In Praise of... Gerry Johansson
Last September, at the very impressive Si Fest #21 festival in Savignano, Italy, I met the Swedish photographer Gerry Johansson. I was there with The Sound of Two Songs; he'd been invited to show his Deutschland series.
We spent several hours together, roaming the many shows, swapping stories, sharing our love of 'quiet' photography and our mutual pursuit of beauty in the ordinary. I remember thinking it'd been a very long time since I'd met such a kindred spirit, and I like to think we reassured each other.
'Deutschland', twelve years in the making, was a huge show: About 100 pictures, all printed the same (modest) size and hung around the walls of the gallery in a continous straight line. Yes, I know... That sounds terribly dull, and if you were to walk round quickly that's exactly what you might have thought. But Gerry's pictures don't give much away to a swift glance; each one, beautifully seen and meticulously composed, requires time. Give it, and you'll be rewarded. I promise.
He told me he'd printed everything himself, using all sorts of bromide papers, some cold, others warm, but each one selected specifically for the content of each picture. He'd made all his frames too, each painted a slightly different shade of white to match the prints. Yes, really.
His pictures always contain something man-made but on the other hand are absolutely devoid of people. He goes to places he fancies, and wanders, armed only with his trusty Rolleiflex, its fixed standard lens, and a pocketful of black and white film. He looks for "things I like and can look at for a long time"... an apparently simple premise and a very welcome one in our (sometimes) conceptually saturated photographic world. But if you listen to Gerry talk you realise he's anything but niave. He's a man who's been around a long time and knows exactly what he's doing.

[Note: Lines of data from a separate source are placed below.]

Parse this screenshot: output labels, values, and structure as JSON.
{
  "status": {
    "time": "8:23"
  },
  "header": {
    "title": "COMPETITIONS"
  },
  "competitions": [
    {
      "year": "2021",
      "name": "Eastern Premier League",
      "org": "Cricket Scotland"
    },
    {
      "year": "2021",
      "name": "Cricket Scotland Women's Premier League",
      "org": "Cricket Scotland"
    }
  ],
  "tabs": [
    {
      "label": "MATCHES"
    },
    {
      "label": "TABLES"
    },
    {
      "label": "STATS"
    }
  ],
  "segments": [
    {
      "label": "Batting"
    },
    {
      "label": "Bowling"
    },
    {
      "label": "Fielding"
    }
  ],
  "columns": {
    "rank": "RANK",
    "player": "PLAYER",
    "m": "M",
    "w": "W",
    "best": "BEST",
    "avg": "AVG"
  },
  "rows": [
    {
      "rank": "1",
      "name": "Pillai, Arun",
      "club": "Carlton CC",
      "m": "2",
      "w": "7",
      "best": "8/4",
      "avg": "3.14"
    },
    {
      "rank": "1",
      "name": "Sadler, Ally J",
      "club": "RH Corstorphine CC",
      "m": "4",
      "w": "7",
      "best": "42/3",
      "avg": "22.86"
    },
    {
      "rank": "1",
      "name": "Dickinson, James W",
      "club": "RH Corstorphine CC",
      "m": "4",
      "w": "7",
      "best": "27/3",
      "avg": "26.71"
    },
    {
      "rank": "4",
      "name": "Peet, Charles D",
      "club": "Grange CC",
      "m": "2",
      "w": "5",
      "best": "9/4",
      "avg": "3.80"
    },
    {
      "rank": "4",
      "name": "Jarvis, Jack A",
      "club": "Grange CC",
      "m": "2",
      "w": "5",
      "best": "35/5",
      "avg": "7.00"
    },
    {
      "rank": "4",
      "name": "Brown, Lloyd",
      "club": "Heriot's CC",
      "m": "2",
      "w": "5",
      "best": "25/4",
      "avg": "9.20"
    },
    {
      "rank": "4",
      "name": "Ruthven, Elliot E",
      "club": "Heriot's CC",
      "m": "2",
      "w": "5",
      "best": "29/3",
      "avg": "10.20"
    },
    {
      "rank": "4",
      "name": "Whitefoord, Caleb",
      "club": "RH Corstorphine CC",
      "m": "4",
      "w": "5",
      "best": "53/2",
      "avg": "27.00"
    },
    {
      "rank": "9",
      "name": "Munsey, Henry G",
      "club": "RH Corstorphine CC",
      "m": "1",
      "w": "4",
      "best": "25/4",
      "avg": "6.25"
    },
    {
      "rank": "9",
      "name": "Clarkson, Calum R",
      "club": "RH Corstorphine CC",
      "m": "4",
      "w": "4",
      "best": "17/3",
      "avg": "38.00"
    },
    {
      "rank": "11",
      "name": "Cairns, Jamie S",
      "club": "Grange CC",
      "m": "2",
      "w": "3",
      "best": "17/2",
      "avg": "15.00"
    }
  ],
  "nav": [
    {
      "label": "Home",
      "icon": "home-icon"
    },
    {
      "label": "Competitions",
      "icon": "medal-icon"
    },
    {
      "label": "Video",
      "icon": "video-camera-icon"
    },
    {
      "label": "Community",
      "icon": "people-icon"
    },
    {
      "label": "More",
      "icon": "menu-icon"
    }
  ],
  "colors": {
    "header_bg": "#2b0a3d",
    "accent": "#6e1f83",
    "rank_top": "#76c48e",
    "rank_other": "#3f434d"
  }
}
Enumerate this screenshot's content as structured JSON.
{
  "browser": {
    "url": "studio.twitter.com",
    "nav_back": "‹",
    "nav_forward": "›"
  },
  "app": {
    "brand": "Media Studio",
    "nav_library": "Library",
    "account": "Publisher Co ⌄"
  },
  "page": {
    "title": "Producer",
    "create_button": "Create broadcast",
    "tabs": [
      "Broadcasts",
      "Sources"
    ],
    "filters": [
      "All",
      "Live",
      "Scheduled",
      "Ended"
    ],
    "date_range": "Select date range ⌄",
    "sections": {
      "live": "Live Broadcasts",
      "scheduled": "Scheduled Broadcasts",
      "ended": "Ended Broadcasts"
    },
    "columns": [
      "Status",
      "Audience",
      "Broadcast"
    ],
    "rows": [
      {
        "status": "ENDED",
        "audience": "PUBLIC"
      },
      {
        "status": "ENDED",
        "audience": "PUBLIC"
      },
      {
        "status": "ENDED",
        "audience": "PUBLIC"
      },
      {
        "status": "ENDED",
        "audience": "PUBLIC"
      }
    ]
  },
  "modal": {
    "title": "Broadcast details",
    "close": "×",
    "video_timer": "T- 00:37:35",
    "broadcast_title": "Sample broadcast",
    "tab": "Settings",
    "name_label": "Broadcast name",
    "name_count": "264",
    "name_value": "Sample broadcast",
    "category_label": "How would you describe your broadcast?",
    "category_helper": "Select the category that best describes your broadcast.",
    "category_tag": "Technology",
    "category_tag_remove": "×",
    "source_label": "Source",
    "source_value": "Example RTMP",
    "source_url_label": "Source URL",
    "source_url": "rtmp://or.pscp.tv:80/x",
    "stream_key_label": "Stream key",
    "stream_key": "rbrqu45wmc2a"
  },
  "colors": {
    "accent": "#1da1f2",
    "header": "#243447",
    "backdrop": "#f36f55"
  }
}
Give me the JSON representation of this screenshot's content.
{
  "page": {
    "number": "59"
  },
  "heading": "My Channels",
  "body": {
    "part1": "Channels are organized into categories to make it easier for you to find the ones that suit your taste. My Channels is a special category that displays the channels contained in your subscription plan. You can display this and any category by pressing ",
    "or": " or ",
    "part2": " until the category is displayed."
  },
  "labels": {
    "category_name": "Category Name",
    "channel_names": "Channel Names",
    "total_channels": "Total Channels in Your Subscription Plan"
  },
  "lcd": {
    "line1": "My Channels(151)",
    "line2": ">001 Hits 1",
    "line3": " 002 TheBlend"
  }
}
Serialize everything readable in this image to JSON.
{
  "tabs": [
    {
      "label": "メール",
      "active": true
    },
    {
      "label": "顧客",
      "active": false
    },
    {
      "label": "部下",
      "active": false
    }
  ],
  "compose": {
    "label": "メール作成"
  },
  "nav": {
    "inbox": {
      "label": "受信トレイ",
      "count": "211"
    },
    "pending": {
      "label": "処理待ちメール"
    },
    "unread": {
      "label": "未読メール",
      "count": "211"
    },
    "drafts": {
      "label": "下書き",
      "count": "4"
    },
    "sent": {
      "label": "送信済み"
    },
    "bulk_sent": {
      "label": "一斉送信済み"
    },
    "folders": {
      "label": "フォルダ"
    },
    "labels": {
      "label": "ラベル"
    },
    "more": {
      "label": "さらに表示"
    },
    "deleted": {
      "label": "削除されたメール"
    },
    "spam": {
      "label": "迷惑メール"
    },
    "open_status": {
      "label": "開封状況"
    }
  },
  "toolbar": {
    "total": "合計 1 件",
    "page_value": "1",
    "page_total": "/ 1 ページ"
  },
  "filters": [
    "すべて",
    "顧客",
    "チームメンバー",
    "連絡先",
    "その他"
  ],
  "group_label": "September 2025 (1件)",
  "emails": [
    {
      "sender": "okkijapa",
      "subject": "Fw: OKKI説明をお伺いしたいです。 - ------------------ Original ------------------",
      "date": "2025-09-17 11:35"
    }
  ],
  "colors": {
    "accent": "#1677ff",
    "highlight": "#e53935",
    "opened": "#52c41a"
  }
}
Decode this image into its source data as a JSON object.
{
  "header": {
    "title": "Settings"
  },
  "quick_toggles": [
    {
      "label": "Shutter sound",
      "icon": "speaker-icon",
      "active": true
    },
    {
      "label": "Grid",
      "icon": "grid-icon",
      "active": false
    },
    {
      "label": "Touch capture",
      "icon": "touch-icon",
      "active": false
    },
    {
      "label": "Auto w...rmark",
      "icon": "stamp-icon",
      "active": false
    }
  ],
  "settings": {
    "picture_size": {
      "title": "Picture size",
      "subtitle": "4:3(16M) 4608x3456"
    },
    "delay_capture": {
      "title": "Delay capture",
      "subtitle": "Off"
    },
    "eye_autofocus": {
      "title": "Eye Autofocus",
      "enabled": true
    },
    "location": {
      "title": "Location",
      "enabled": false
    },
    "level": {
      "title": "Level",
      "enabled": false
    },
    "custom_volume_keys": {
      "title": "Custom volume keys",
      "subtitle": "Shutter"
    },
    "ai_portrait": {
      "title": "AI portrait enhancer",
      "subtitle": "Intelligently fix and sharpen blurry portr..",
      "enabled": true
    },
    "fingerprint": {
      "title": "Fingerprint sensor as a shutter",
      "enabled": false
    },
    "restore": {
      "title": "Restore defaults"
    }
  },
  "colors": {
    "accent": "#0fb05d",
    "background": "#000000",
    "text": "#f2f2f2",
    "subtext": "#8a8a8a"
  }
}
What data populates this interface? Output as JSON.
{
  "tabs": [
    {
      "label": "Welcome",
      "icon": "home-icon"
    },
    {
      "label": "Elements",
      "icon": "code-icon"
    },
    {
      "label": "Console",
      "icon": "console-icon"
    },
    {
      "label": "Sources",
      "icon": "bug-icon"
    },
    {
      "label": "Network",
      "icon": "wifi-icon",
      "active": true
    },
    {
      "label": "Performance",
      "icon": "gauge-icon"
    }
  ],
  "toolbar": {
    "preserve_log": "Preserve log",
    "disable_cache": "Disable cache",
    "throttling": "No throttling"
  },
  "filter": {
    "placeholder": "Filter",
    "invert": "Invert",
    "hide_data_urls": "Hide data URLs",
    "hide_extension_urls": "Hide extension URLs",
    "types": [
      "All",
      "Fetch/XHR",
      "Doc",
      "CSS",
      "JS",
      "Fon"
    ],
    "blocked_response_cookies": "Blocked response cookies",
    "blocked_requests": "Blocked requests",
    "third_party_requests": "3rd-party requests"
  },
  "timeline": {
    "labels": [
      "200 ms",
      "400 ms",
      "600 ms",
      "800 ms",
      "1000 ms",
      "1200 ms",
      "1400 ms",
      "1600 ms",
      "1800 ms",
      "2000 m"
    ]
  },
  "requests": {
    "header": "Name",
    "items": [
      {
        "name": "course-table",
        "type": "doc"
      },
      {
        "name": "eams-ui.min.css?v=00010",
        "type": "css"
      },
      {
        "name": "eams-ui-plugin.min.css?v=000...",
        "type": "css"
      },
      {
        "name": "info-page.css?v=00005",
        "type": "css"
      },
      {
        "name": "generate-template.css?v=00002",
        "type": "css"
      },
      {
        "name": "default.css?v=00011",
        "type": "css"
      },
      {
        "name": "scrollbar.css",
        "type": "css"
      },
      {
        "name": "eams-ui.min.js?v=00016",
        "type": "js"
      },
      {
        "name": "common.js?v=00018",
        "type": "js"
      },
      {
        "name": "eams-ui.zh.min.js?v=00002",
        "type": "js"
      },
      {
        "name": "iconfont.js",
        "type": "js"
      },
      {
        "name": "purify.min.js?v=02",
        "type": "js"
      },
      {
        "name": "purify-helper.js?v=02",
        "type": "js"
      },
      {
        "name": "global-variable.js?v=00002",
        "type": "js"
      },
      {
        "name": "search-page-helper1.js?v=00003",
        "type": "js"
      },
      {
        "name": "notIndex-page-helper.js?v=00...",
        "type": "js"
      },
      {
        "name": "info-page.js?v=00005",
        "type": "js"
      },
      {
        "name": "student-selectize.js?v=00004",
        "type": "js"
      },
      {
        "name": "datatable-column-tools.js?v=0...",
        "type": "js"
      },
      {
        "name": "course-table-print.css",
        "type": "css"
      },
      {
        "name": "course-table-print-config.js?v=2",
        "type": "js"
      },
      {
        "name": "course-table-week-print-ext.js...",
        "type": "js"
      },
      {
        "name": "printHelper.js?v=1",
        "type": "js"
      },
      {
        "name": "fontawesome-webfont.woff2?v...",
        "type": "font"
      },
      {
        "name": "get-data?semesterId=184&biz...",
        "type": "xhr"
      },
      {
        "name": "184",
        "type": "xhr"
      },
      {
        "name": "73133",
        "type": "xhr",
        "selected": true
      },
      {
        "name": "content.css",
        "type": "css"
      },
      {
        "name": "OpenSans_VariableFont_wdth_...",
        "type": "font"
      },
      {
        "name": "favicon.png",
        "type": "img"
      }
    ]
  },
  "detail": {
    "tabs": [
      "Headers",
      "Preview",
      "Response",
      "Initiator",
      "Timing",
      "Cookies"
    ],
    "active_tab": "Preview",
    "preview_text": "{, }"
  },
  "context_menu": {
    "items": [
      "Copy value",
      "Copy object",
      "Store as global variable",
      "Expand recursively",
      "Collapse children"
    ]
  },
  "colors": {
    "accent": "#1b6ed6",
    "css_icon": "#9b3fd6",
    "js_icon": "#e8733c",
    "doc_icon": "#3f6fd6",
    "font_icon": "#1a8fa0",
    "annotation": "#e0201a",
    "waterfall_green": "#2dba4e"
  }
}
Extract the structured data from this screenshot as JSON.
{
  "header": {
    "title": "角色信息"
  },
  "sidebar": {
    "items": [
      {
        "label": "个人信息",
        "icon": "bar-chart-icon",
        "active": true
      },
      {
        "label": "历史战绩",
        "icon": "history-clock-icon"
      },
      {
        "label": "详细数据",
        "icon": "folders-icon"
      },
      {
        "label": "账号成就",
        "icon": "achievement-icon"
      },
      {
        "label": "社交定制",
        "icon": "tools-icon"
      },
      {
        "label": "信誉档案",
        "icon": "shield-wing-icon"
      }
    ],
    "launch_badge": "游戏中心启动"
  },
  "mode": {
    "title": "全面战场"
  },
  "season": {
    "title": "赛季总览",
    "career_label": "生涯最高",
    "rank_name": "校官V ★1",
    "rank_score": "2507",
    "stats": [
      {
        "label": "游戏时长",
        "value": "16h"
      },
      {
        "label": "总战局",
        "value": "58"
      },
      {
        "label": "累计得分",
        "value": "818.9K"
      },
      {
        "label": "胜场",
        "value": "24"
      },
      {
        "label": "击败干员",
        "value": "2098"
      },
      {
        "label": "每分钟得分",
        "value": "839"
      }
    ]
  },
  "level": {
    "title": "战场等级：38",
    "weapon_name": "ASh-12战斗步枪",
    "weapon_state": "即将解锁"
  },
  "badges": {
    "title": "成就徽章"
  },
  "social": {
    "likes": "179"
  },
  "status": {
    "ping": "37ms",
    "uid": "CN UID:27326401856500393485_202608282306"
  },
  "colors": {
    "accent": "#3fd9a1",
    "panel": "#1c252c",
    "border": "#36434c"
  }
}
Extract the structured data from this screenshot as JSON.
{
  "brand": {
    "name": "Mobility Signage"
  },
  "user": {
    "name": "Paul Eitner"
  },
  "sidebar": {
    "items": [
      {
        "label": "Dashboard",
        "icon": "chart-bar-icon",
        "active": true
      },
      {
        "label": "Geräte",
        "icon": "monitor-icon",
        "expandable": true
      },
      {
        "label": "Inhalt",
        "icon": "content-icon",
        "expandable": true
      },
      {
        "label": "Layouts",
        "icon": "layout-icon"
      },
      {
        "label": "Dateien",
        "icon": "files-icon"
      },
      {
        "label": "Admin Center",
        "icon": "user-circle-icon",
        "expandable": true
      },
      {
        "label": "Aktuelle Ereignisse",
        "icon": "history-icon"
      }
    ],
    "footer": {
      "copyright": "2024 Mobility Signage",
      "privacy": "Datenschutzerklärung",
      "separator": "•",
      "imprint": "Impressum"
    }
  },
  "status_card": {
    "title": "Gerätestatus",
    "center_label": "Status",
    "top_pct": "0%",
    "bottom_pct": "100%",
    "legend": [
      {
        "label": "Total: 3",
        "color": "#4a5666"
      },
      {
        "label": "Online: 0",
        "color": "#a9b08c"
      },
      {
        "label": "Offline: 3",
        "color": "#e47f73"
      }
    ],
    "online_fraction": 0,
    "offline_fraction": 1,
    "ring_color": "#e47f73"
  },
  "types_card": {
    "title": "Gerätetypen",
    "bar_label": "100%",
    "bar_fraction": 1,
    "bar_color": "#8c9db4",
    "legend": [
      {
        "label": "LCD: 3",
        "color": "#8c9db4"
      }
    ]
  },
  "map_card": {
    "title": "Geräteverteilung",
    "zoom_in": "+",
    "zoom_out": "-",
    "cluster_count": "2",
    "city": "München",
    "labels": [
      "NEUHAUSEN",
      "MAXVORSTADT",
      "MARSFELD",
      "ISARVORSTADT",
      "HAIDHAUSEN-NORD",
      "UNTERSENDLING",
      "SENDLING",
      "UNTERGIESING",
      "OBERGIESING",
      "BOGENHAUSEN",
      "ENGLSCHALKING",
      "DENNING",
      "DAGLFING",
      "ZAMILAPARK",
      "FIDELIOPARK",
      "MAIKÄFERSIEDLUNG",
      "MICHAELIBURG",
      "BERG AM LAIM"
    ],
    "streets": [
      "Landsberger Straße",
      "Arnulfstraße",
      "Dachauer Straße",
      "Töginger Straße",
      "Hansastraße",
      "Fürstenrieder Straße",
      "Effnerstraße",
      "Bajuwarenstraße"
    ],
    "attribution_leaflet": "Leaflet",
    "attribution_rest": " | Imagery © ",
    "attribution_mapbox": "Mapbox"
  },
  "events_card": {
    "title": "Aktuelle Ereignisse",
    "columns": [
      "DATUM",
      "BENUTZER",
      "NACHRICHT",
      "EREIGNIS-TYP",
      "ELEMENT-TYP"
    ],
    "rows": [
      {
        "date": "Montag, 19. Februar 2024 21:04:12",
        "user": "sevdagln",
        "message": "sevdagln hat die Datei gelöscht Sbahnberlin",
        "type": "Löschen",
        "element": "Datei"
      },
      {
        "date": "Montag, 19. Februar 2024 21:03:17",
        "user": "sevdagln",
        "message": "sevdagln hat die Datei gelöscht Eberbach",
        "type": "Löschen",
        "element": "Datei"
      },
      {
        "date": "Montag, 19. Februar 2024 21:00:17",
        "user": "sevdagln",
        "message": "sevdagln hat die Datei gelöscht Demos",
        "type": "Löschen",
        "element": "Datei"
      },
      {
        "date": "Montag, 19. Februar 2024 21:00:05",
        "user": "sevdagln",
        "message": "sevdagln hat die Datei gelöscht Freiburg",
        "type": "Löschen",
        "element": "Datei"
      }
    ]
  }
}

And then there's his sequencing. I'm always telling students to spend as much time editing and sequencing their pictures as they take to make them. But that Gerry... he (usually) just puts them in alphabetical order of place. OK, it's helps that there's no colour in the work, since it's less complicated sequencing monochrome pictures. But somehow, in Gerry's case anyway, his method just... works.